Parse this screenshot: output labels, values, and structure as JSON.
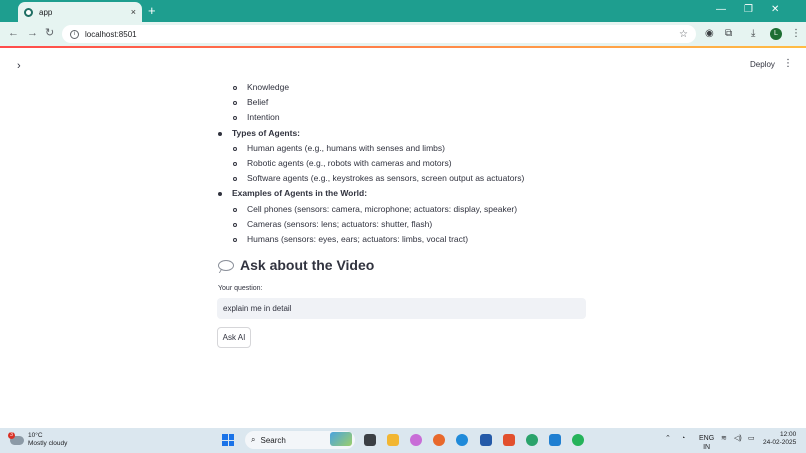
{
  "browser": {
    "tab_title": "app",
    "tab_close": "×",
    "new_tab": "+",
    "url": "localhost:8501",
    "profile_initial": "L"
  },
  "header": {
    "deploy_label": "Deploy",
    "menu_glyph": "⋮",
    "sidebar_toggle_glyph": "›"
  },
  "list": [
    {
      "level": 2,
      "text": "Knowledge"
    },
    {
      "level": 2,
      "text": "Belief"
    },
    {
      "level": 2,
      "text": "Intention"
    },
    {
      "level": 1,
      "text": "Types of Agents:"
    },
    {
      "level": 2,
      "text": "Human agents (e.g., humans with senses and limbs)"
    },
    {
      "level": 2,
      "text": "Robotic agents (e.g., robots with cameras and motors)"
    },
    {
      "level": 2,
      "text": "Software agents (e.g., keystrokes as sensors, screen output as actuators)"
    },
    {
      "level": 1,
      "text": "Examples of Agents in the World:"
    },
    {
      "level": 2,
      "text": "Cell phones (sensors: camera, microphone; actuators: display, speaker)"
    },
    {
      "level": 2,
      "text": "Cameras (sensors: lens; actuators: shutter, flash)"
    },
    {
      "level": 2,
      "text": "Humans (sensors: eyes, ears; actuators: limbs, vocal tract)"
    }
  ],
  "ask": {
    "heading": "Ask about the Video",
    "field_label": "Your question:",
    "input_value": "explain me in detail",
    "button_label": "Ask AI"
  },
  "taskbar": {
    "weather_badge": "3",
    "weather_temp": "10°C",
    "weather_desc": "Mostly cloudy",
    "search_label": "Search",
    "lang_line1": "ENG",
    "lang_line2": "IN",
    "time": "12:00",
    "date": "24-02-2025"
  },
  "colors": {
    "tab_strip": "#1e9e8f",
    "streamlit_accent": "#ff4b4b",
    "input_background": "#f0f2f6"
  }
}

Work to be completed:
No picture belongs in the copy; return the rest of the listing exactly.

Task solution:
Parse this screenshot: output labels, values, and structure as JSON.
{
  "browser": {
    "tab_title": "app",
    "tab_close": "×",
    "new_tab": "+",
    "url": "localhost:8501",
    "profile_initial": "L"
  },
  "header": {
    "deploy_label": "Deploy",
    "menu_glyph": "⋮",
    "sidebar_toggle_glyph": "›"
  },
  "list": [
    {
      "level": 2,
      "text": "Knowledge"
    },
    {
      "level": 2,
      "text": "Belief"
    },
    {
      "level": 2,
      "text": "Intention"
    },
    {
      "level": 1,
      "text": "Types of Agents:"
    },
    {
      "level": 2,
      "text": "Human agents (e.g., humans with senses and limbs)"
    },
    {
      "level": 2,
      "text": "Robotic agents (e.g., robots with cameras and motors)"
    },
    {
      "level": 2,
      "text": "Software agents (e.g., keystrokes as sensors, screen output as actuators)"
    },
    {
      "level": 1,
      "text": "Examples of Agents in the World:"
    },
    {
      "level": 2,
      "text": "Cell phones (sensors: camera, microphone; actuators: display, speaker)"
    },
    {
      "level": 2,
      "text": "Cameras (sensors: lens; actuators: shutter, flash)"
    },
    {
      "level": 2,
      "text": "Humans (sensors: eyes, ears; actuators: limbs, vocal tract)"
    }
  ],
  "ask": {
    "heading": "Ask about the Video",
    "field_label": "Your question:",
    "input_value": "explain me in detail",
    "button_label": "Ask AI"
  },
  "taskbar": {
    "weather_badge": "3",
    "weather_temp": "10°C",
    "weather_desc": "Mostly cloudy",
    "search_label": "Search",
    "lang_line1": "ENG",
    "lang_line2": "IN",
    "time": "12:00",
    "date": "24-02-2025"
  },
  "colors": {
    "tab_strip": "#1e9e8f",
    "streamlit_accent": "#ff4b4b",
    "input_background": "#f0f2f6"
  }
}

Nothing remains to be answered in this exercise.